By Deborah Wroe
We are blessed in the UK to have so many public parks. Contrary to what many think, we actually only live on 2.7% of England’s landscape* which is all the more surprising when you consider how much coverage nimbies get when much needed house building is curtailed by vocal locals. I absolutely love parks, I get a real kick from nature; the ever-changing landscape, the baby ducks at this time of year, the birds in general (yup I’m a closet twitcher as well as a tweeter), and the wild garlic which this year I’ve picked for the first time and used in my cooking. I’m always looking for new parks to explore and I recently discovered a park which is simply stunning; acres of open space, magnificent trees, frolicking lambs, stunning views, but a downright annoying ‘Please keep off the grass’ sign.

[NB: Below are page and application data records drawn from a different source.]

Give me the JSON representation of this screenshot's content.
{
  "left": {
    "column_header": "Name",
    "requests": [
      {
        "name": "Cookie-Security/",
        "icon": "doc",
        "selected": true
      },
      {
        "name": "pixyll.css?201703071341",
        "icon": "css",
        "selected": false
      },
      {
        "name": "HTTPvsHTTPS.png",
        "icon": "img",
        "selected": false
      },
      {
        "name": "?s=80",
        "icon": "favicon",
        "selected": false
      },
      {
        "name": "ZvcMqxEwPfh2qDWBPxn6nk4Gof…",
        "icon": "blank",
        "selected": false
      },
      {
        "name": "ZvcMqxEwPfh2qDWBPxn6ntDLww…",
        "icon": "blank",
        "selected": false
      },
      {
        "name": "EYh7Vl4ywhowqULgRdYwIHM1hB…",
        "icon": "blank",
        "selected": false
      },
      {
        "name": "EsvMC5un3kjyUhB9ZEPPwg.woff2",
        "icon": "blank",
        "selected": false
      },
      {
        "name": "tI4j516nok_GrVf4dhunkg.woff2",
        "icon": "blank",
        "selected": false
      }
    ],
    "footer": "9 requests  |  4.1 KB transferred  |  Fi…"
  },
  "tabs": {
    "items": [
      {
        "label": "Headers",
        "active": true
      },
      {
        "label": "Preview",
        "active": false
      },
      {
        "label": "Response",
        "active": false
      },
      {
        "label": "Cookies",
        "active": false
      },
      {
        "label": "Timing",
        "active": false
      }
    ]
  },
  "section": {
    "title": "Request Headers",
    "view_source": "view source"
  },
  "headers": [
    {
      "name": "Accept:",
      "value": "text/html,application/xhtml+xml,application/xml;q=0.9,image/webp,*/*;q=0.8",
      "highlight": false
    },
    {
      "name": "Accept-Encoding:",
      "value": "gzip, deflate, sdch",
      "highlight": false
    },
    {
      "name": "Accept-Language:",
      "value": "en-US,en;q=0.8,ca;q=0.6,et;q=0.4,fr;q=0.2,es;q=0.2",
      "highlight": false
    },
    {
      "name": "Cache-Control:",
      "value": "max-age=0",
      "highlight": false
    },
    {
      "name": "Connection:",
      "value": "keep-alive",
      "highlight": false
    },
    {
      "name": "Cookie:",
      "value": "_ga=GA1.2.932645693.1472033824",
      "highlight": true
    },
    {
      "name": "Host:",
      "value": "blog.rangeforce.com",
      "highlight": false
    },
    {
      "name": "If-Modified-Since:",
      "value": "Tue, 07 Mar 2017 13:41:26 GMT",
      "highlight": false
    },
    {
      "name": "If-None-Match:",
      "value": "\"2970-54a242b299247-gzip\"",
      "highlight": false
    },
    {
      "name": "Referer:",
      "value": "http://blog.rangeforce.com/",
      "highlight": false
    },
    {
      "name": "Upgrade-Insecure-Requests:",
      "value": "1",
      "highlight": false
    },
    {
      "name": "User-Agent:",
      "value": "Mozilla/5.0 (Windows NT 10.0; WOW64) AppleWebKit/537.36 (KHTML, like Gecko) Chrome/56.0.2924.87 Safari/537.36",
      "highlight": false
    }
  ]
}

‘Please keep off the grass’ is a very British sign, and very British thing, a trait we have, a culture of telling people what not to do. Contrast this with Sydney Botanical Gardens, 75 acres of space in the CBD, and right on Sydney Harbour, which has signs saying ‘Please walk on the grass’. How utterly refreshing, and welcoming, particularly to poms who are more used to the British way. The signs instantly put a smile on your face, well they did mine.
Back to Blighty, and the ‘Please keep off the grass’ sign in my most recently discovered park just reinforced for me how off-putting this British trait is, as it literally stopped me in my tracks. I focused for a minute on what I couldn’t do rather than what I could. Acres and acres of space but this one spot I couldn’t walk on irked me.
It would have been a much more positive experience if there were massive signs saying ‘enjoy’, ‘roam’, ‘run’, ‘skip through the tulips’ (there were no tulips, just making a point) and then maybe one saying ‘apart from this bit, please, we need this bit for xxx’.
Ditto a local swimming pool and spa I have recently been visiting. It’s a fabulous pool, with a wonderful steam room and sauna, and hydrotherapy pool – all accompanied by signage of ‘don’ts’. Admittedly ‘don’t stay in longer than 15 minutes’, ‘don’t enter steam room within one hour after consuming alcohol’ is a step up from the ‘no heavy petting’ signs at my local baths when I was a child (Oldham was not unique in this by the way – we didn’t have a monopoly on swimming pool snoggers).
But again, they miss the opportunity to outline the benefits. ‘Steam rooms benefit you by xxxx’, – see I can’t even fill in the xxx as I have no clue what the benefits are.
Yes we need rules, but there are ways and means of informing people of the rules (and avoiding being sued, which is the rational behind some of these signs I’m sure).
Extolling the virtues of taking a sauna is more likely to convert a new visitor to enter the sauna….and come back again…and tell others, than to dismiss it out of hand. A lack of information is as bad as negative information and can make a customer turn around and give up on you.
Shake off that British modesty, that love of rules and lists of don’ts. Be bold, kick off your shoes, run barefoot through the grass and never miss an opportunity to tell a story.
* Source: Mark Easton, The Great Myth of Urban Britain http://www.bbc.co.uk/news/uk-18623096